"At that time he informed me that he didn't know if he had it in him to continue playing in the NHL. It was a very emotional time," Cheveldayoff said today during a conference call. "It's something that is still a private matter and it will stay private. It was emotional. It was tough on him to even come and talk to me."

There was some hope on October 3rd, as Cheveldayoff said Byfuglien's agent told him he wanted to return to action, but the blueliner wanted to have ankle surgery first. He had that surgery, but on January 3rd, Cheveldayoff says he was informed Byfuglien didn't want to play. 

"At the end of the day, everybody has a choice," Cheveldayoff said. "Dustin's choice was to be true to himself and not put himself, and maybe the team and everybody, in a difficult situation. He didn't have it in him to continue to play. That's the most honest thing he could say."

This is where things get tricky. Byfuglien is now a free agent, cleared to sign with any team he wants. So is it that he didn't want to play, or that he didn't want to play for Winnipeg? Time will tell. Byfuglien has not made any announcement regarding retirement. Either way, it seems Cheveldayoff holds no ill-will towards Byfuglien. 

"To me, the legacy is always going to be him grabbing two people out of a pile and throwing them around," Cheveldayoff said. "To me, the legacy is always going to be the hit at centre ice on (Mark) Stone from Ottawa. To me, the legacy is going to be the slap shot from the point to blast it by a goaltender. 

"If we choose to focus on other things - that's everyone's choice. We live in a time right now that we all understand that things do happen that are unexpected.

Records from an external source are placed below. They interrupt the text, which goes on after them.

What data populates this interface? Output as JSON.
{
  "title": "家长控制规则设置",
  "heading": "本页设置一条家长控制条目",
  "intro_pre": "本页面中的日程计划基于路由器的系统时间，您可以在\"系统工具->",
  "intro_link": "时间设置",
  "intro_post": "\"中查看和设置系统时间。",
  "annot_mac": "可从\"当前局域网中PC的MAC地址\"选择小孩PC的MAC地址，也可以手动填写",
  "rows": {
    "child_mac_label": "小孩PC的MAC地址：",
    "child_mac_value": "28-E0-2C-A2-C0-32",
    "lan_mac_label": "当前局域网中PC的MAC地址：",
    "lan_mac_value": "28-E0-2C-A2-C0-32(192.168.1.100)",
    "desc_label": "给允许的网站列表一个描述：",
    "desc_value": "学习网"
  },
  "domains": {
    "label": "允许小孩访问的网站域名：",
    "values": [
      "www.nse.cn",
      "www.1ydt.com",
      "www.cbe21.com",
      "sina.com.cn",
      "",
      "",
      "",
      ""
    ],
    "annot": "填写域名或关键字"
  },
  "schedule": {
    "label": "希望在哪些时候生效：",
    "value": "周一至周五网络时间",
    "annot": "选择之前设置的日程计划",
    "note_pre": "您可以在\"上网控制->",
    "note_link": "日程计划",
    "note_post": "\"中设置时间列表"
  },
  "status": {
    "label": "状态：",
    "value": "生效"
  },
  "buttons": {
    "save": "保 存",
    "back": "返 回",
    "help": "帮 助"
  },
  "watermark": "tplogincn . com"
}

It's how we choose to move on. Dustin still remains, in my estimation, a tremendous person.

"We wish him, Emily, and their family nothing but the best going forward."